» **Dataset extract**:
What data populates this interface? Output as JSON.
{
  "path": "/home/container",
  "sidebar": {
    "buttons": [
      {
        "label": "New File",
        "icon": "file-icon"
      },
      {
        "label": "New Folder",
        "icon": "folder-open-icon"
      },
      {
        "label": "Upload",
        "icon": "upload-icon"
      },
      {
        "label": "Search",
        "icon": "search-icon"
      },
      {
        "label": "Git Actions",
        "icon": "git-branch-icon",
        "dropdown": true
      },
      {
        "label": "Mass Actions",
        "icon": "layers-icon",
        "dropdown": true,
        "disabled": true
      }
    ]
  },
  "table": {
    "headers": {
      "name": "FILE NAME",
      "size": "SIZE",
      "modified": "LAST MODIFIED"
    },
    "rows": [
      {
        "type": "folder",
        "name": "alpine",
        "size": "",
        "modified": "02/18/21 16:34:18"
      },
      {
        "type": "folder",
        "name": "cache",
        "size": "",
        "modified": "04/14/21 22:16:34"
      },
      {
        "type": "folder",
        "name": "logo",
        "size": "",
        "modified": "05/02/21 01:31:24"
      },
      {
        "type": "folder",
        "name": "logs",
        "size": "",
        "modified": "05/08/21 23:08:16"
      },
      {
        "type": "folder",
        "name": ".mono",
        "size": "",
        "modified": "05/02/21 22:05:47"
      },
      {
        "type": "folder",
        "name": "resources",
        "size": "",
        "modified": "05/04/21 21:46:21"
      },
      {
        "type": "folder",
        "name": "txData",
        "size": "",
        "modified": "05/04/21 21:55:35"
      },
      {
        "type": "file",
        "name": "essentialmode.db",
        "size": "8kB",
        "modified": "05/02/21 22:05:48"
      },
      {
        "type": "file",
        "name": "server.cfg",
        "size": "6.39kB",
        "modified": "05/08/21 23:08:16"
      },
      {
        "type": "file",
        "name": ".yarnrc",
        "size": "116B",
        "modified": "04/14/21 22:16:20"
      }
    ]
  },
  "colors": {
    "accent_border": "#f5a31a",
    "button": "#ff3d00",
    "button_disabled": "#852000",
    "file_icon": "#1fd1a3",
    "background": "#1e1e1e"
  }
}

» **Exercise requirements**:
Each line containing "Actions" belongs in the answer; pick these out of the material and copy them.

» **Answer section**:
        "label": "Git Actions",
        "label": "Mass Actions",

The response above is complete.